Almanac Rugby: Super Rugby: Trans Tasman Rd 1

After a few months of duking it out in their respective corners, the teams from both sides of the ditch will go head to head in the ring over 5 rounds before seeing which one has the knockout punch in a final. While the boxing metaphor may be perverse given the expected beatings the Aussie sides have coming, it’s best to confront reality as brutally as possible.


While there were three games that ended with knockout punches, it was pleasing to see two of them effectively end in split decisions that could have gone our way.


Highlanders 40 Reds 19


The Reds’ glow from their inspiring SRAU title was extinguished in emphatic fashion in that longstanding graveyard of Australian rugby, Dunedin. The home team were ruthless from the get-go. The Reds looked flat footed and lethargic throughout. By the time they caught their breath late in the game it was all over.

The run of ‘mini Bledisloes’ was off to a less than auspicious start.


Hurricanes 64 Waratahs 48


The number of tries scored per game varies a little from one competition to another and one hemisphere to another, with our northern cousins generally a little less expansive in their quest for the tryline. That said, you assume you’ll see around 6 or 7 tries per game.


On Friday night at the SCG, these two teams combined for 17 tries. While many may see this as entertaining, I have a less favourable view. The beauty of rugby is the military precision good teams apply to gaining territorial advantage and then turning that into scoreboard pressure either by crossing the tryline or getting valuable 3 pointers. When a game descends into a shootout of touch footy proportions it ceases to be true rugby.


This game will be in the record books for points scored but easily forgotten as a contest.


Crusaders 31 Brumbies 29


This was the contest most fans had been looking forward to the most. The standard bearers for their respective countries over the last decade met for a full house clash in Christchurch. Unlike the Reds, the Crusaders weren’t suffering from any post title fatigue. They looked sharp from the outset but perhaps a little more subdued than usual.


The Brumbies were outclassed in the first half but started finding rhythm after the break. Their efforts in the last 10 minutes to will themselves into the contest was inspiring. They crossed the line on full-time and had a chance to claim an historic draw. Lolesio’s conversion attempt faded late and the boys from the nation’s capital fell agonisingly short.


It looks like the Brumbies will resume their mantle of the best team in the country and take it up to our cousins in the remaining four rounds.


Blues 50 Rebels 3


At home on Saturday night, the Rebels were abysmal. Their pack was demolished by the Auckland lads. They failed to cross the line AGAIN. Their attacking plays were insipid.


It’s going to be a long season if the Rebels keep playing like this, but full credit to the visitors. It was a very professional display from the Blues.


Chiefs 20 Force 19

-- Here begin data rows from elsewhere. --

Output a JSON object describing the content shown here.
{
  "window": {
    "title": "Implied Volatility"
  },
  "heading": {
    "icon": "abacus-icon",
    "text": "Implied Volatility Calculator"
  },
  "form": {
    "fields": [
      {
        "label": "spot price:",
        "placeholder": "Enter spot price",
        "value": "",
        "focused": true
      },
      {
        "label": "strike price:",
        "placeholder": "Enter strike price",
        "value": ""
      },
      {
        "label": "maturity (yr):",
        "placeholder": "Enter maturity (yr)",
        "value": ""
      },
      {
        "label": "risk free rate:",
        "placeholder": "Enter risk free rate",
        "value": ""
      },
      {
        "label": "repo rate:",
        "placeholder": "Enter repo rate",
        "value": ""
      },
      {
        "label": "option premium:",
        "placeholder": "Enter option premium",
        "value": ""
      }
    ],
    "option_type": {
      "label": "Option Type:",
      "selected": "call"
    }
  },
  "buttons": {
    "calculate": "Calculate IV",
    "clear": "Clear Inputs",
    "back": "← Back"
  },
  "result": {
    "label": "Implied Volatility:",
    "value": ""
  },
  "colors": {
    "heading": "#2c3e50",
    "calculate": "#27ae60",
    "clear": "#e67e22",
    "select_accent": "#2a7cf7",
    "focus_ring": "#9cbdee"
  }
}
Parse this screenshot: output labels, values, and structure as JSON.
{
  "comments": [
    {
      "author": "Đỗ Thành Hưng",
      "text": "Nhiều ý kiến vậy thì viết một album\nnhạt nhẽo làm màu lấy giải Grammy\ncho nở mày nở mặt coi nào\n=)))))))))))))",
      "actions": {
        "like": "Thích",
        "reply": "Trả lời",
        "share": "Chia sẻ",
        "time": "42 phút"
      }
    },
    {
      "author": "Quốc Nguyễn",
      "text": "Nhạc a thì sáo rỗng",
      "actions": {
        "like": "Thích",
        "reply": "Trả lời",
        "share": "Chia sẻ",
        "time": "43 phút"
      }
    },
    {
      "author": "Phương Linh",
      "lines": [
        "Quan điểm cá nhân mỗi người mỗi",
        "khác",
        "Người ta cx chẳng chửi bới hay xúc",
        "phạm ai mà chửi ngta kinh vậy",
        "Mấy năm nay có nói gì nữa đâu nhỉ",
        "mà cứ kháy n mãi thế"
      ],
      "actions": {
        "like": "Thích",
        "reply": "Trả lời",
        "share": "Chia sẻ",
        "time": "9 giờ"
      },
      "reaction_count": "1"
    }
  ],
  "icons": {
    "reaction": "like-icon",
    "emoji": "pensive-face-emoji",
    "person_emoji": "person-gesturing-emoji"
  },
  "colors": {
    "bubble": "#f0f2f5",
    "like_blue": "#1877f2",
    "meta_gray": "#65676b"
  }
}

You’ve just got to love what the Force do for their fans. The endeavour and spirit they show when playing in front of their faithful has been the most endearing aspect of Super Rugby in Australia so far this year. They really took it up to the Chiefs on Saturday night. They matched them in most facets of play.


Just like the Brumbies, a try on full-time gave them the chance to get more than a bonus point. However, the final fade out that cursed Lolesio also brought Miotti undone.


They didn’t get the win but they won many rugby fans for that effort. The Force can hold their heads high as they approach the remaining rounds.


Hopefully next weekend fortune will favour one of the Aussie teams so we at least get one scalp. We have a three test series against France at the end of this competition but Bledsiloe will be on us before we know it. We need confidence boosters. The close shaves suggest we will get there. We are at least off the canvas.


More stories from Brian The Ruminator can be read Here.


The Tigers (Covid) Almanac 2020 will be published in the coming weeks. It will have all the usual features – a game by game account of the Tigers season – and will also include some of the best Almanac writing from the Covid winter.  Pre-order right now HERE



To return to the  home page click HERE


Our writers are independent contributors. The opinions expressed in their articles are their own. They are not the views, nor do they reflect the views, of Malarkey Publications.


Do you enjoy the Almanac concept?
And want to ensure it continues in its current form, and better? To help keep things ticking over please consider making your own contribution.


Become an Almanac (annual) member – CLICK HERE
One-off financial contribution – CLICK HERE
Regular financial contribution (monthly EFT) – CLICK HERE





Grew up playing the rugby codes in suburban Sydney. Moved to Melbourne during the Carey era so becoming a Shinboner was the natural call. Still love the game they play in heaven. Took an interest in MLB a few years back and have become infatuated with America's pastime.


  1. That is a spot on assessment of the Waratahs game.

Leave a Comment